Adding about a third of a cup of fruit or vegetables to your daily diet could cut your risk of developing type 2 diabetes by 25%, while higher consumptions of whole grains such as brown bread and oatmeal could cut the risk by 29%, according to two new studies published Wednesday in the journal BMJ.
The studies add to the growing database of literature that shows a healthier diet of whole grains, fruits and veggies — along with regular physical activity, no smoking and maintaining a healthy weight — can significantly impact your risk of developing the deadly disease.
Diabetes was the seventh leading cause of death in 2016, according to the World Health Organization, and is a “major cause of blindness, kidney failure, heart attacks, stroke and lower limb amputation.”
Some 463 million adults between the ages of 20 and 79 years were living with diabetes in 2019, according to the International Diabetes Federation. That number is expected to rise to 700 million by 2045.
Most studies use questionnaires to quiz study participants about what they ate and when, which leaves most nutritional studies subject to the vagaries of human recall.

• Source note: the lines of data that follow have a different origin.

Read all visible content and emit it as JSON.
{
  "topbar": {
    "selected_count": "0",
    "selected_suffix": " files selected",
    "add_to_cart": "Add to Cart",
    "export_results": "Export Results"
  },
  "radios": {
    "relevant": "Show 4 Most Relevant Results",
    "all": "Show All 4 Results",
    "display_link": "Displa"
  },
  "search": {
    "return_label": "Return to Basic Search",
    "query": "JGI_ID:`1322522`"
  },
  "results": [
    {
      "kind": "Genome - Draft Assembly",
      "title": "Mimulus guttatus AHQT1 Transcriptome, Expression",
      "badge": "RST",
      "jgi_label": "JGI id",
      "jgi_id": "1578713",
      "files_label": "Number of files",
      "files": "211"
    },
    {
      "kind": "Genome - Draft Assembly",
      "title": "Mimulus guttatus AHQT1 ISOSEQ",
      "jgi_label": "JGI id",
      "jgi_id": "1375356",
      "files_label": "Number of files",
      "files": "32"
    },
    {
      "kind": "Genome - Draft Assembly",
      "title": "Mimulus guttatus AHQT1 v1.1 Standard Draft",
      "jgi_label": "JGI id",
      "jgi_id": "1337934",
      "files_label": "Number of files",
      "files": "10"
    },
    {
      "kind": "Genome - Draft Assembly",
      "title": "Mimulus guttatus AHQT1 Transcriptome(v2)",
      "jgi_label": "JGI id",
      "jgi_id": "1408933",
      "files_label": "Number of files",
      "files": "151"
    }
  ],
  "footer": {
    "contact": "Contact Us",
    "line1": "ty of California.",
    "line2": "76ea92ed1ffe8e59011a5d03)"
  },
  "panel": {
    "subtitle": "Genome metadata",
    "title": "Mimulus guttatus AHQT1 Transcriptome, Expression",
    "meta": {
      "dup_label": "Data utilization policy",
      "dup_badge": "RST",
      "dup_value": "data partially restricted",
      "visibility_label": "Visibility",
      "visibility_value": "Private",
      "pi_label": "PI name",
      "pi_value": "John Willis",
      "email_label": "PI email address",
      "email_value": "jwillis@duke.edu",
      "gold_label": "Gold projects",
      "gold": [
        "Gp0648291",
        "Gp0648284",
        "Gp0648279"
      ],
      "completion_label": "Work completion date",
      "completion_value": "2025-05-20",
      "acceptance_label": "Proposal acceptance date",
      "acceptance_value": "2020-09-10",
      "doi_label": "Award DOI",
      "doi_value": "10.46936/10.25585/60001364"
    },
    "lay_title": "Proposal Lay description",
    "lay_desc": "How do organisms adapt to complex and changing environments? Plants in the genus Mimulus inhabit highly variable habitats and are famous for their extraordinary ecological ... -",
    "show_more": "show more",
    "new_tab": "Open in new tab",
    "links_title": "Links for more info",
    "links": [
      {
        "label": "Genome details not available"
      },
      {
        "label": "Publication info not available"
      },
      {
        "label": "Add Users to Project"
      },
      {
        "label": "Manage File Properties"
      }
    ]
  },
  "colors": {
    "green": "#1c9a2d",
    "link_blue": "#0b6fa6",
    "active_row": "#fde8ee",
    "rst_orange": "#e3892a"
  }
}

But a group of European researchers used an objective measurement — a composite score of blood biomarkers of vitamin C and carotenoids (the richly colored pigments of yellow, red and green on fruits and vegetables) — to measure the amount of fruits and veggies eaten.
The study compared nearly 10,000 adults with new-onset type 2 diabetes to a group of nearly 14,000 adults who remained free of diabetes. All were participating in the European Prospective Investigation into Cancer and Nutrition (EPIC)-InterAct study that took place in eight European countries.
There was a 25% lower risk of developing type 2 diabetes for every 66 extra grams of fruit and vegetables eaten each day, the study found.
That’s not much — just over 1/3 cup of either fruits or veggies.
“The public health implication of this observation is that the consumption of even a moderately increased amount of fruit and vegetables among populations who typically consume low levels could help to prevent type 2 diabetes,” the study said.
“It should be noted that these findings and other available evidence suggest that fruit and vegetable intake, rather than vitamin supplements, is potentially beneficial for the prevention of type 2 diabetes.”
Medical reference: CNN Health